[TO DO]: Output the data once more, exactly as given.

--

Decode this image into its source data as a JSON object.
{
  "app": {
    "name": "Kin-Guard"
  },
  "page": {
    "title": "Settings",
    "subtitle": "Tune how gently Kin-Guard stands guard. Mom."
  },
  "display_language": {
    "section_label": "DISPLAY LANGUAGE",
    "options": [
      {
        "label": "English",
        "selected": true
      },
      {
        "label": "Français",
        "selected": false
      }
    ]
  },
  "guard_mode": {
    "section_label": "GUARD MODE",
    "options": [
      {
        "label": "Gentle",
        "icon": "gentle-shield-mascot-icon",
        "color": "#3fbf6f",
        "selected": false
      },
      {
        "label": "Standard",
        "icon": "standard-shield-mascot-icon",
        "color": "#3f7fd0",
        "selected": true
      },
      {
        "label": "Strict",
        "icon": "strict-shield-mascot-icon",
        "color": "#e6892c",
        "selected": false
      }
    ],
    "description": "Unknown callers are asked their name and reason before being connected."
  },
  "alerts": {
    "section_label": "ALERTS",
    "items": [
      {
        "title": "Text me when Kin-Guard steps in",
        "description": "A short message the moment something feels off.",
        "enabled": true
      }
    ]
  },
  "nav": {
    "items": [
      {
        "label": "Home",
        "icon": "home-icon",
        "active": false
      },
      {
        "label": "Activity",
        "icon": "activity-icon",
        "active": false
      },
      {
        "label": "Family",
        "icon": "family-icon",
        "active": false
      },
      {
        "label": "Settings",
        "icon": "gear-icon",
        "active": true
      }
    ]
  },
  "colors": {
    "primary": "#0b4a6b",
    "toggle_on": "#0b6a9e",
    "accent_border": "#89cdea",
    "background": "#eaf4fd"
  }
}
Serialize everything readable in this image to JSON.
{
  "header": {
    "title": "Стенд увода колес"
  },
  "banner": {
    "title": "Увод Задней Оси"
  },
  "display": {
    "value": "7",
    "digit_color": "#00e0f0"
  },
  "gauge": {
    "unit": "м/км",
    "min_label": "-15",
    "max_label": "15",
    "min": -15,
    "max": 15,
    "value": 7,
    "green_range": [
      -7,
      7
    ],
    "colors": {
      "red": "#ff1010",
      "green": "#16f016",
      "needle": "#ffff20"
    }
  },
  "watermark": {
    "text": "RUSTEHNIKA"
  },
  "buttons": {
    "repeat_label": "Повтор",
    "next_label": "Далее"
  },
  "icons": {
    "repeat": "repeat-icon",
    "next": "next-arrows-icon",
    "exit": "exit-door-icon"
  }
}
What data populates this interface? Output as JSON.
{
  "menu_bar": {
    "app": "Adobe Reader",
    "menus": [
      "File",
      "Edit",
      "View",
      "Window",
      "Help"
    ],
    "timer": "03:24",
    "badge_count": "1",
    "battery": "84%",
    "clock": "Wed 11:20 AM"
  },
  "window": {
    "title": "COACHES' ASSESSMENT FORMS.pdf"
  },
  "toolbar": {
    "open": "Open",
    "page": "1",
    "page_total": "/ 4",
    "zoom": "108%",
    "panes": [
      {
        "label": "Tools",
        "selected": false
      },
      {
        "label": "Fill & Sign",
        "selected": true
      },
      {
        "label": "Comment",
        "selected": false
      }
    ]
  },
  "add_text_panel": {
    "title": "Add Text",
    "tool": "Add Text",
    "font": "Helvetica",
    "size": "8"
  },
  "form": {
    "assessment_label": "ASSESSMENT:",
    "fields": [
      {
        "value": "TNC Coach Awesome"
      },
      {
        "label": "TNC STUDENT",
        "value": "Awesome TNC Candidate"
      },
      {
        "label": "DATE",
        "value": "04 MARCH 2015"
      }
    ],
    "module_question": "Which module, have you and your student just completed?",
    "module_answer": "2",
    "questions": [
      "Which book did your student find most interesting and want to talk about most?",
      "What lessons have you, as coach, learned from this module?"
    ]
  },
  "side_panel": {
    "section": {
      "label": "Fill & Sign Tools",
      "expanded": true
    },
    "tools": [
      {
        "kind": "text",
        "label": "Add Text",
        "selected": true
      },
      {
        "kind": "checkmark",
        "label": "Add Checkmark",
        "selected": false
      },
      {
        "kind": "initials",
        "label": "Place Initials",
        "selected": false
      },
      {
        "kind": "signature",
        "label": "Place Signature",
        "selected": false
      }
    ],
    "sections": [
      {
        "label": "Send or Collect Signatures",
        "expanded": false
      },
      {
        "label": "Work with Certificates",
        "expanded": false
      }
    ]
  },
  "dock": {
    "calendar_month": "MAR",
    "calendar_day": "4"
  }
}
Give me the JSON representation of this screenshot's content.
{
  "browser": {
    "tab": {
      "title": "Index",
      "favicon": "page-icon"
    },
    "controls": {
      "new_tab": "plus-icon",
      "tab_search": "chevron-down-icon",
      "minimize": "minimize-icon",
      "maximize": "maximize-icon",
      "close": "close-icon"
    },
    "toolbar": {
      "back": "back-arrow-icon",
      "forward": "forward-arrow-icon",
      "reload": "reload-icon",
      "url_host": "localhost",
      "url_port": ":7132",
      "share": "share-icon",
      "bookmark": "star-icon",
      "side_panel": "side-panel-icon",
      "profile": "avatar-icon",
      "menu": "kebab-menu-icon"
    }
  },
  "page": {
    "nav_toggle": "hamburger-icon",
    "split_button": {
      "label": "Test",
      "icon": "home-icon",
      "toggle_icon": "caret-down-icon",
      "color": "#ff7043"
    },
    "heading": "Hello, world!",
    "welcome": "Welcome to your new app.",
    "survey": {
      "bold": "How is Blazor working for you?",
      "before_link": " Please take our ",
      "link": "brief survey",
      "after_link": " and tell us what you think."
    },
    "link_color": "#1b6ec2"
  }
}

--

[TASK RESULT]:
Decode this image into its source data as a JSON object.
{
  "app": {
    "name": "Kin-Guard"
  },
  "page": {
    "title": "Settings",
    "subtitle": "Tune how gently Kin-Guard stands guard. Mom."
  },
  "display_language": {
    "section_label": "DISPLAY LANGUAGE",
    "options": [
      {
        "label": "English",
        "selected": true
      },
      {
        "label": "Français",
        "selected": false
      }
    ]
  },
  "guard_mode": {
    "section_label": "GUARD MODE",
    "options": [
      {
        "label": "Gentle",
        "icon": "gentle-shield-mascot-icon",
        "color": "#3fbf6f",
        "selected": false
      },
      {
        "label": "Standard",
        "icon": "standard-shield-mascot-icon",
        "color": "#3f7fd0",
        "selected": true
      },
      {
        "label": "Strict",
        "icon": "strict-shield-mascot-icon",
        "color": "#e6892c",
        "selected": false
      }
    ],
    "description": "Unknown callers are asked their name and reason before being connected."
  },
  "alerts": {
    "section_label": "ALERTS",
    "items": [
      {
        "title": "Text me when Kin-Guard steps in",
        "description": "A short message the moment something feels off.",
        "enabled": true
      }
    ]
  },
  "nav": {
    "items": [
      {
        "label": "Home",
        "icon": "home-icon",
        "active": false
      },
      {
        "label": "Activity",
        "icon": "activity-icon",
        "active": false
      },
      {
        "label": "Family",
        "icon": "family-icon",
        "active": false
      },
      {
        "label": "Settings",
        "icon": "gear-icon",
        "active": true
      }
    ]
  },
  "colors": {
    "primary": "#0b4a6b",
    "toggle_on": "#0b6a9e",
    "accent_border": "#89cdea",
    "background": "#eaf4fd"
  }
}
Serialize everything readable in this image to JSON.
{
  "header": {
    "title": "Стенд увода колес"
  },
  "banner": {
    "title": "Увод Задней Оси"
  },
  "display": {
    "value": "7",
    "digit_color": "#00e0f0"
  },
  "gauge": {
    "unit": "м/км",
    "min_label": "-15",
    "max_label": "15",
    "min": -15,
    "max": 15,
    "value": 7,
    "green_range": [
      -7,
      7
    ],
    "colors": {
      "red": "#ff1010",
      "green": "#16f016",
      "needle": "#ffff20"
    }
  },
  "watermark": {
    "text": "RUSTEHNIKA"
  },
  "buttons": {
    "repeat_label": "Повтор",
    "next_label": "Далее"
  },
  "icons": {
    "repeat": "repeat-icon",
    "next": "next-arrows-icon",
    "exit": "exit-door-icon"
  }
}
What data populates this interface? Output as JSON.
{
  "menu_bar": {
    "app": "Adobe Reader",
    "menus": [
      "File",
      "Edit",
      "View",
      "Window",
      "Help"
    ],
    "timer": "03:24",
    "badge_count": "1",
    "battery": "84%",
    "clock": "Wed 11:20 AM"
  },
  "window": {
    "title": "COACHES' ASSESSMENT FORMS.pdf"
  },
  "toolbar": {
    "open": "Open",
    "page": "1",
    "page_total": "/ 4",
    "zoom": "108%",
    "panes": [
      {
        "label": "Tools",
        "selected": false
      },
      {
        "label": "Fill & Sign",
        "selected": true
      },
      {
        "label": "Comment",
        "selected": false
      }
    ]
  },
  "add_text_panel": {
    "title": "Add Text",
    "tool": "Add Text",
    "font": "Helvetica",
    "size": "8"
  },
  "form": {
    "assessment_label": "ASSESSMENT:",
    "fields": [
      {
        "value": "TNC Coach Awesome"
      },
      {
        "label": "TNC STUDENT",
        "value": "Awesome TNC Candidate"
      },
      {
        "label": "DATE",
        "value": "04 MARCH 2015"
      }
    ],
    "module_question": "Which module, have you and your student just completed?",
    "module_answer": "2",
    "questions": [
      "Which book did your student find most interesting and want to talk about most?",
      "What lessons have you, as coach, learned from this module?"
    ]
  },
  "side_panel": {
    "section": {
      "label": "Fill & Sign Tools",
      "expanded": true
    },
    "tools": [
      {
        "kind": "text",
        "label": "Add Text",
        "selected": true
      },
      {
        "kind": "checkmark",
        "label": "Add Checkmark",
        "selected": false
      },
      {
        "kind": "initials",
        "label": "Place Initials",
        "selected": false
      },
      {
        "kind": "signature",
        "label": "Place Signature",
        "selected": false
      }
    ],
    "sections": [
      {
        "label": "Send or Collect Signatures",
        "expanded": false
      },
      {
        "label": "Work with Certificates",
        "expanded": false
      }
    ]
  },
  "dock": {
    "calendar_month": "MAR",
    "calendar_day": "4"
  }
}
Give me the JSON representation of this screenshot's content.
{
  "browser": {
    "tab": {
      "title": "Index",
      "favicon": "page-icon"
    },
    "controls": {
      "new_tab": "plus-icon",
      "tab_search": "chevron-down-icon",
      "minimize": "minimize-icon",
      "maximize": "maximize-icon",
      "close": "close-icon"
    },
    "toolbar": {
      "back": "back-arrow-icon",
      "forward": "forward-arrow-icon",
      "reload": "reload-icon",
      "url_host": "localhost",
      "url_port": ":7132",
      "share": "share-icon",
      "bookmark": "star-icon",
      "side_panel": "side-panel-icon",
      "profile": "avatar-icon",
      "menu": "kebab-menu-icon"
    }
  },
  "page": {
    "nav_toggle": "hamburger-icon",
    "split_button": {
      "label": "Test",
      "icon": "home-icon",
      "toggle_icon": "caret-down-icon",
      "color": "#ff7043"
    },
    "heading": "Hello, world!",
    "welcome": "Welcome to your new app.",
    "survey": {
      "bold": "How is Blazor working for you?",
      "before_link": " Please take our ",
      "link": "brief survey",
      "after_link": " and tell us what you think."
    },
    "link_color": "#1b6ec2"
  }
}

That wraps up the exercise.